The bottom line is that if Bryant starts the season with the Cubs, he’ll almost certainly accrue 172 days of service this year, and thus–assuming he doesn’t literally fall apart–be eligible for free agency in the 2021 season. By keeping Bryant in AAA until April 16, the Cubs ensure that he can’t get that magical 172nd day of service until next year.

Assuming he lives up to his potential–and there’s always a risk that a player will flame out–Bryant will be a very expensive free agent, so it’s to the Cubs’ advantage to delay his transition, and under the Basic Agreement, they’re permitted to do exactly that. And so they did, assigning him to the minors.

So where’s the controversy?

The MLBPA issued a statement condemning Bryant’s minor league assignment, calling it a “bad day for baseball” and warning the Club and MLB that the decision “will be addressed in litigation, bargaining or both.”* Excuse me? The current Basic Agreement has been in effect since 2012, and teams have been gaming the service accrual clause all along. Why is it suddenly an issue for Kris Bryant? Just because he’s the Number One prospect in all of baseball? That’s an insult to every other player who’s had a late call-up.

* There’s a joke here about the MLBPA prejudicing their case by their failure to use the Oxford comma in their press statement, but I’ll leave it to you to calculate the chances that the judge who eventually hears the case will be an Oxford grad.

Litigation? Good luck with that. Not only is the Cubs’ action legal under the agreement the MLBPA negotiated, but MLB’s anti-trust exemption has historically been the next best thing to a free pass in the courts.

Bargaining? Sure. The Basic Agreement runs through next season. I’m sure the next agreement is already in negotiation. But if the MLBPA wants to change the rules on free agency and service accrual, they’ll have to give something else up–and that’s likely to be something that will affect all players, not just the few expected to be superstars.

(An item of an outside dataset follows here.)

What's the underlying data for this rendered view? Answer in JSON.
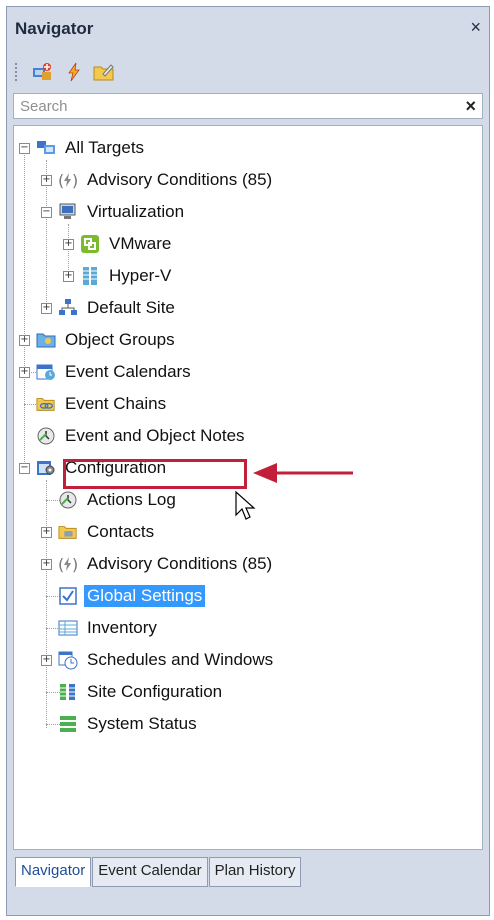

You know what’s the worst thing about this contretemps? It shouldn’t even have been an issue. If Bryant doesn’t perform, whether through lack of ability to adjust to the majors, injury, or anything else, his service time is going to be irrelevant. If he does become the star everyone thinks he’ll be, the Cubs are going to offer him a huge deal well before his six years are up. (See, for example, Kyle Seager, who just got a seven year, $100 million contract with the Mariners. He’s only accrued a smidge over three years of service, and his actual numbers aren’t even close to what the Cubs and the MLBPA expect from Bryant.)

There’s a saying that you catch more fly balls with a glove than with honey. By stashing Bryant in AAA for a couple of weeks, the Cubs have effectively handed him a bear-shaped squeeze bottle. How much are they going to have to jack up their eventual contract offer to counteract Bryant’s current disappointment? Let it be noted that his agent is Scott Boras, who’s never been known to undervalue the players he represents.

The Cubs made a perfectly logical decision. It may come back to bite them in their collective ass, but that’s the risk of any business decision.

Would everybody stop posing and go play some baseball?